### What you should do
Return all the data below as it stands, minus the pictures.

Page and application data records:

BEGIN

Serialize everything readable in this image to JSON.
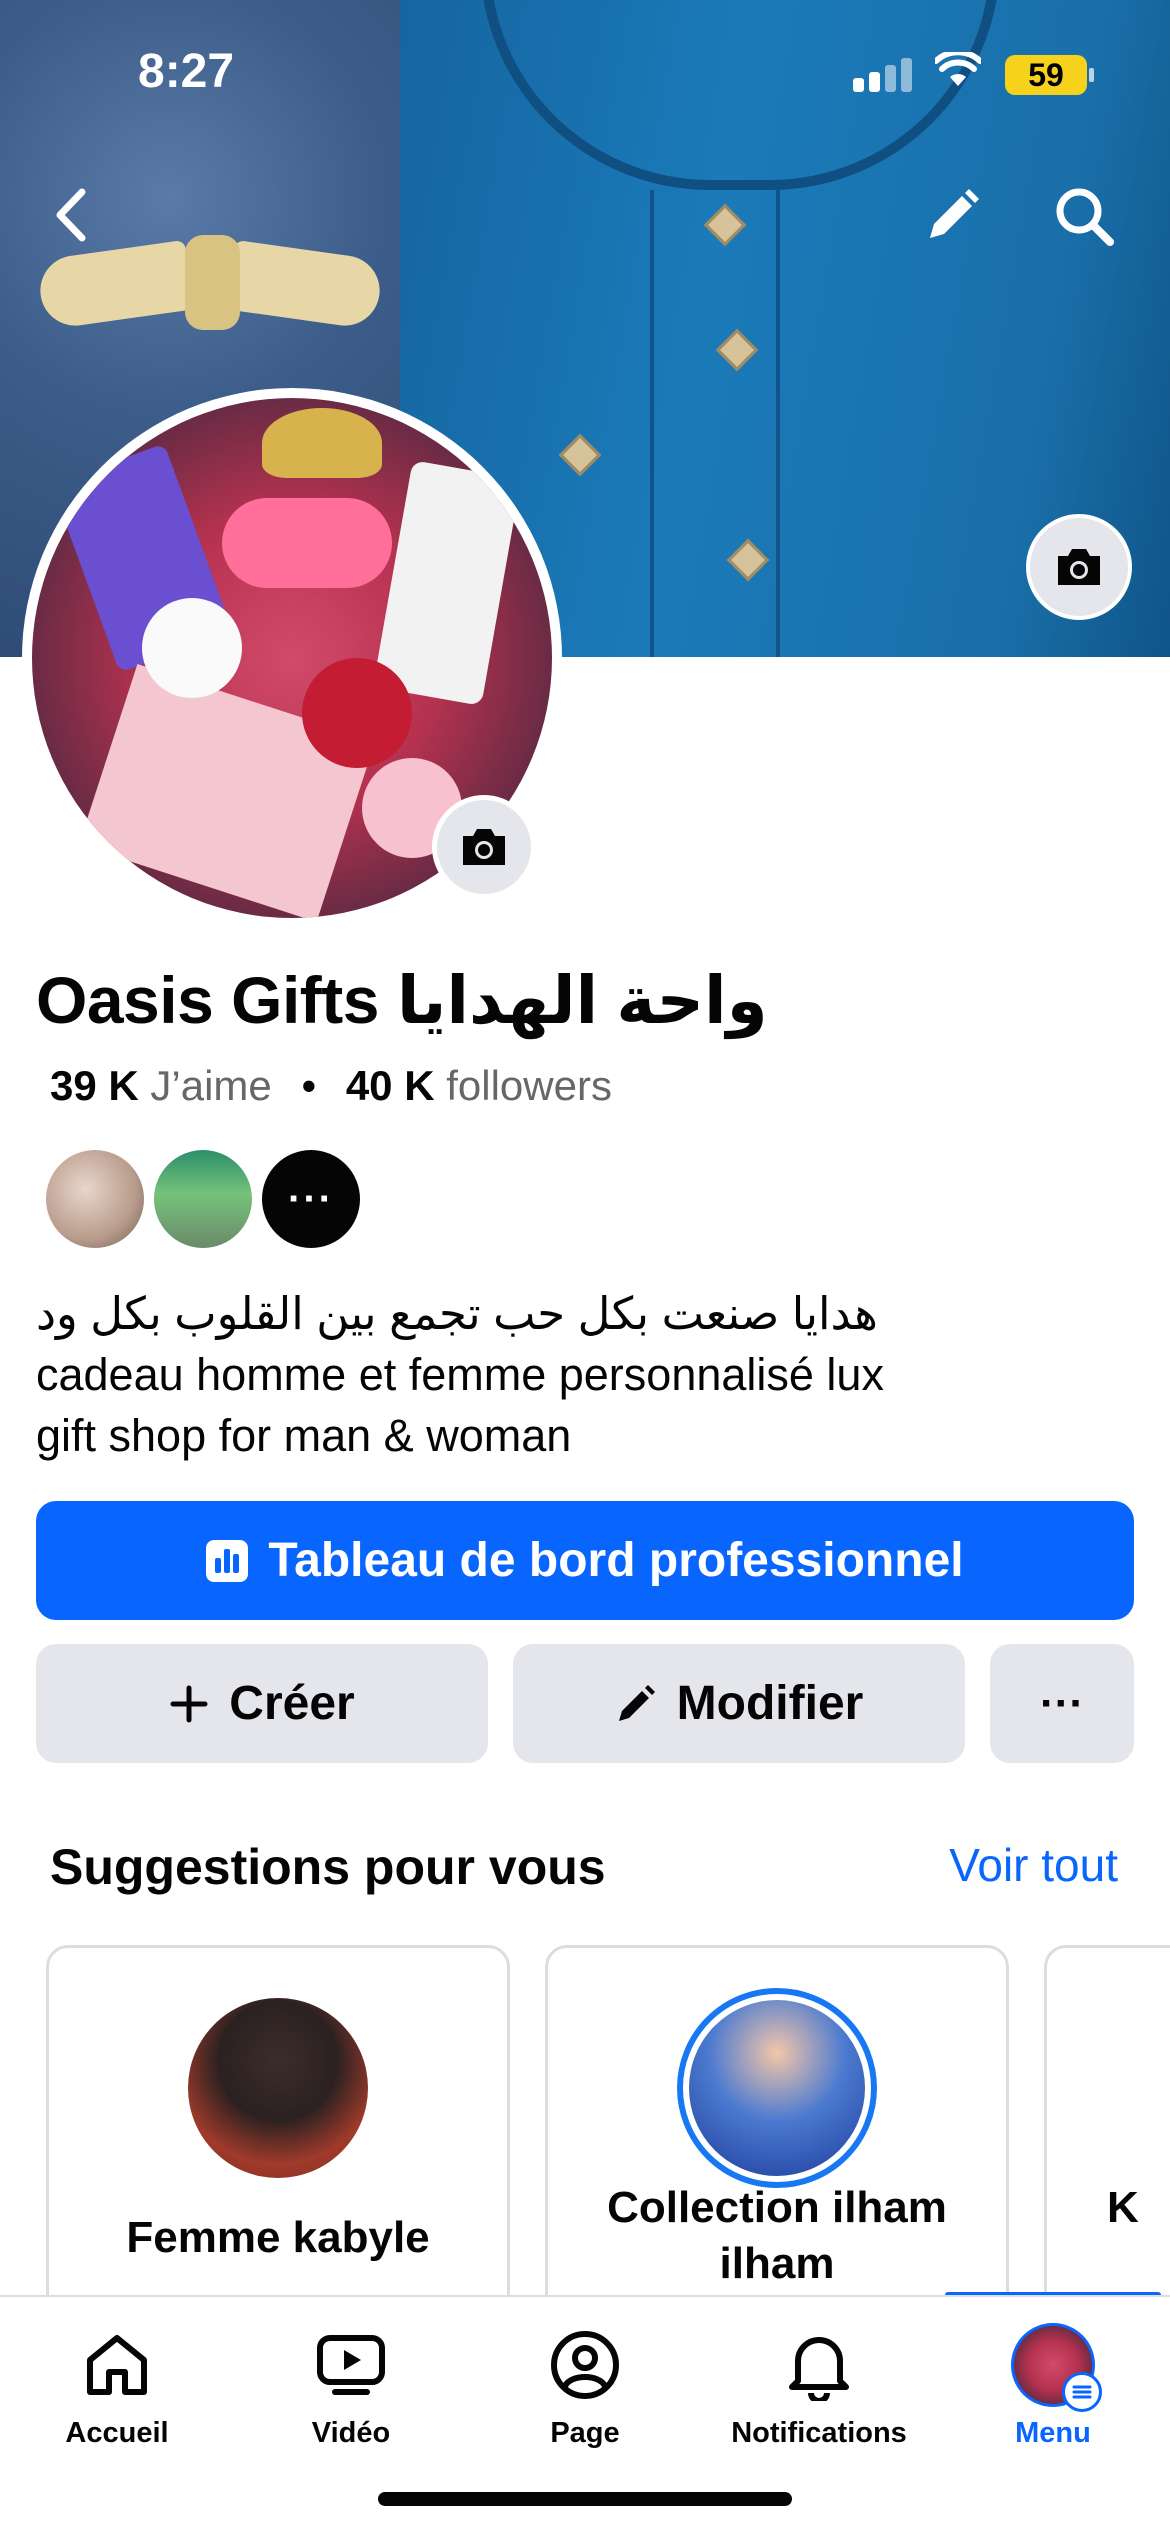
{
  "status_bar": {
    "time": "8:27",
    "battery": "59"
  },
  "header": {
    "icons": [
      "chevron-left-icon",
      "pencil-icon",
      "search-icon",
      "camera-icon"
    ]
  },
  "profile": {
    "name": "Oasis Gifts واحة الهدايا",
    "likes_count": "39 K",
    "likes_label": "J’aime",
    "followers_count": "40 K",
    "followers_label": "followers",
    "more_friends": "···",
    "bio": [
      "هدايا صنعت بكل حب تجمع بين القلوب بكل ود",
      "cadeau homme et femme personnalisé lux",
      "gift shop for man & woman"
    ]
  },
  "actions": {
    "dashboard": "Tableau de bord professionnel",
    "create": "Créer",
    "modify": "Modifier",
    "more": "···"
  },
  "suggestions": {
    "title": "Suggestions pour vous",
    "see_all": "Voir tout",
    "cards": [
      {
        "name": "Femme kabyle"
      },
      {
        "name": "Collection ilham ilham"
      },
      {
        "name": "K"
      }
    ]
  },
  "tabbar": {
    "items": [
      {
        "label": "Accueil",
        "icon": "home-icon"
      },
      {
        "label": "Vidéo",
        "icon": "video-icon"
      },
      {
        "label": "Page",
        "icon": "profile-icon"
      },
      {
        "label": "Notifications",
        "icon": "bell-icon"
      },
      {
        "label": "Menu",
        "icon": "menu-icon",
        "active": true
      }
    ]
  },
  "colors": {
    "accent": "#0866ff",
    "button_gray": "#e4e6eb",
    "text": "#050505",
    "muted": "#65676b"
  }
}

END

### Solution to the exercise
Serialize everything readable in this image to JSON.
{
  "status_bar": {
    "time": "8:27",
    "battery": "59"
  },
  "header": {
    "icons": [
      "chevron-left-icon",
      "pencil-icon",
      "search-icon",
      "camera-icon"
    ]
  },
  "profile": {
    "name": "Oasis Gifts واحة الهدايا",
    "likes_count": "39 K",
    "likes_label": "J’aime",
    "followers_count": "40 K",
    "followers_label": "followers",
    "more_friends": "···",
    "bio": [
      "هدايا صنعت بكل حب تجمع بين القلوب بكل ود",
      "cadeau homme et femme personnalisé lux",
      "gift shop for man & woman"
    ]
  },
  "actions": {
    "dashboard": "Tableau de bord professionnel",
    "create": "Créer",
    "modify": "Modifier",
    "more": "···"
  },
  "suggestions": {
    "title": "Suggestions pour vous",
    "see_all": "Voir tout",
    "cards": [
      {
        "name": "Femme kabyle"
      },
      {
        "name": "Collection ilham ilham"
      },
      {
        "name": "K"
      }
    ]
  },
  "tabbar": {
    "items": [
      {
        "label": "Accueil",
        "icon": "home-icon"
      },
      {
        "label": "Vidéo",
        "icon": "video-icon"
      },
      {
        "label": "Page",
        "icon": "profile-icon"
      },
      {
        "label": "Notifications",
        "icon": "bell-icon"
      },
      {
        "label": "Menu",
        "icon": "menu-icon",
        "active": true
      }
    ]
  },
  "colors": {
    "accent": "#0866ff",
    "button_gray": "#e4e6eb",
    "text": "#050505",
    "muted": "#65676b"
  }
}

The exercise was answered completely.